*** DATA SUPPLIED Section Begins ***

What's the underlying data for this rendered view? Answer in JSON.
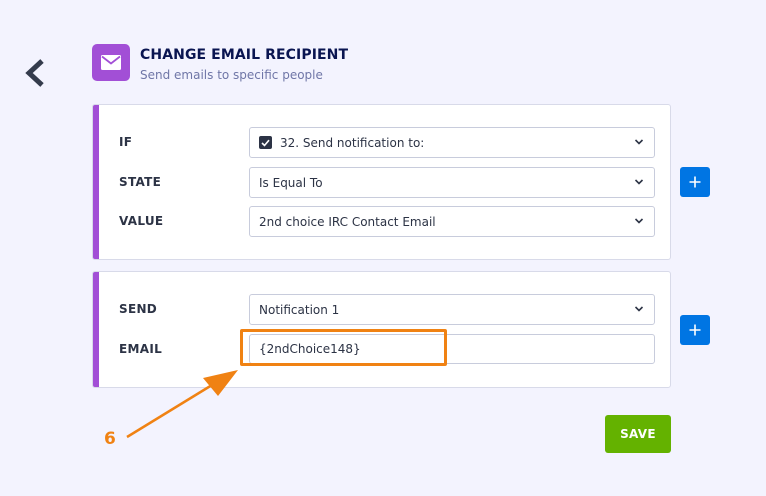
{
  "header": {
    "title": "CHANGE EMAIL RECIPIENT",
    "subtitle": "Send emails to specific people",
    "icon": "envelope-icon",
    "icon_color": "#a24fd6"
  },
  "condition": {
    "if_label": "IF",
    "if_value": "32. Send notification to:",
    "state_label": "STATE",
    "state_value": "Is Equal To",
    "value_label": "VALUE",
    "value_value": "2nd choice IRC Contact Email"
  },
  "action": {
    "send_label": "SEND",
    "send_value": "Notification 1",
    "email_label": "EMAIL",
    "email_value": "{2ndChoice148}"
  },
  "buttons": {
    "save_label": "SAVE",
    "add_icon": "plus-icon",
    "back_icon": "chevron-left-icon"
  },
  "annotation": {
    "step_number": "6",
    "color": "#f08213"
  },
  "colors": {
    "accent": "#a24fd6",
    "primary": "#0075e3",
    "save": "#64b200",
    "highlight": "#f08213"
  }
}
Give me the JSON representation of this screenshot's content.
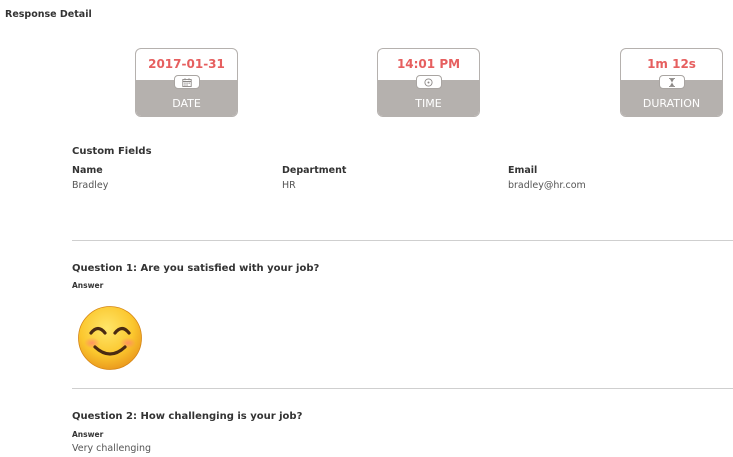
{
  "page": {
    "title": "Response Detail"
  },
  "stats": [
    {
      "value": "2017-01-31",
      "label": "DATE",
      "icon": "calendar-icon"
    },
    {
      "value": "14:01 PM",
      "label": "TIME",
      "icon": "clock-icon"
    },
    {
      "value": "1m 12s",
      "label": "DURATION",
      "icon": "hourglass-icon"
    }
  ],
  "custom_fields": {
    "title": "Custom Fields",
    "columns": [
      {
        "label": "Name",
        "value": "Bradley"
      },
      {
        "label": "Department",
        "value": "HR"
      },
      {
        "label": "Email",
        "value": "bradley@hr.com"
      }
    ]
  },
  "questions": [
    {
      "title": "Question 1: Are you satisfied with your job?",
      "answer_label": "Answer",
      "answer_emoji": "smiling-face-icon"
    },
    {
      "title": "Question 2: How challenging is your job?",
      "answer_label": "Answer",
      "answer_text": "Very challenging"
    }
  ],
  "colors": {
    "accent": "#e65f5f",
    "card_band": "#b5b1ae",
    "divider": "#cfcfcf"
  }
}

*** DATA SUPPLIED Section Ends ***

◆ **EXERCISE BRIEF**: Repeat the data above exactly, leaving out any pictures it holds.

◆ **RESPONSE TO THIS EXERCISE**:
What's the underlying data for this rendered view? Answer in JSON.
{
  "header": {
    "title": "CHANGE EMAIL RECIPIENT",
    "subtitle": "Send emails to specific people",
    "icon": "envelope-icon",
    "icon_color": "#a24fd6"
  },
  "condition": {
    "if_label": "IF",
    "if_value": "32. Send notification to:",
    "state_label": "STATE",
    "state_value": "Is Equal To",
    "value_label": "VALUE",
    "value_value": "2nd choice IRC Contact Email"
  },
  "action": {
    "send_label": "SEND",
    "send_value": "Notification 1",
    "email_label": "EMAIL",
    "email_value": "{2ndChoice148}"
  },
  "buttons": {
    "save_label": "SAVE",
    "add_icon": "plus-icon",
    "back_icon": "chevron-left-icon"
  },
  "annotation": {
    "step_number": "6",
    "color": "#f08213"
  },
  "colors": {
    "accent": "#a24fd6",
    "primary": "#0075e3",
    "save": "#64b200",
    "highlight": "#f08213"
  }
}
Give me the JSON representation of this screenshot's content.
{
  "page": {
    "title": "Response Detail"
  },
  "stats": [
    {
      "value": "2017-01-31",
      "label": "DATE",
      "icon": "calendar-icon"
    },
    {
      "value": "14:01 PM",
      "label": "TIME",
      "icon": "clock-icon"
    },
    {
      "value": "1m 12s",
      "label": "DURATION",
      "icon": "hourglass-icon"
    }
  ],
  "custom_fields": {
    "title": "Custom Fields",
    "columns": [
      {
        "label": "Name",
        "value": "Bradley"
      },
      {
        "label": "Department",
        "value": "HR"
      },
      {
        "label": "Email",
        "value": "bradley@hr.com"
      }
    ]
  },
  "questions": [
    {
      "title": "Question 1: Are you satisfied with your job?",
      "answer_label": "Answer",
      "answer_emoji": "smiling-face-icon"
    },
    {
      "title": "Question 2: How challenging is your job?",
      "answer_label": "Answer",
      "answer_text": "Very challenging"
    }
  ],
  "colors": {
    "accent": "#e65f5f",
    "card_band": "#b5b1ae",
    "divider": "#cfcfcf"
  }
}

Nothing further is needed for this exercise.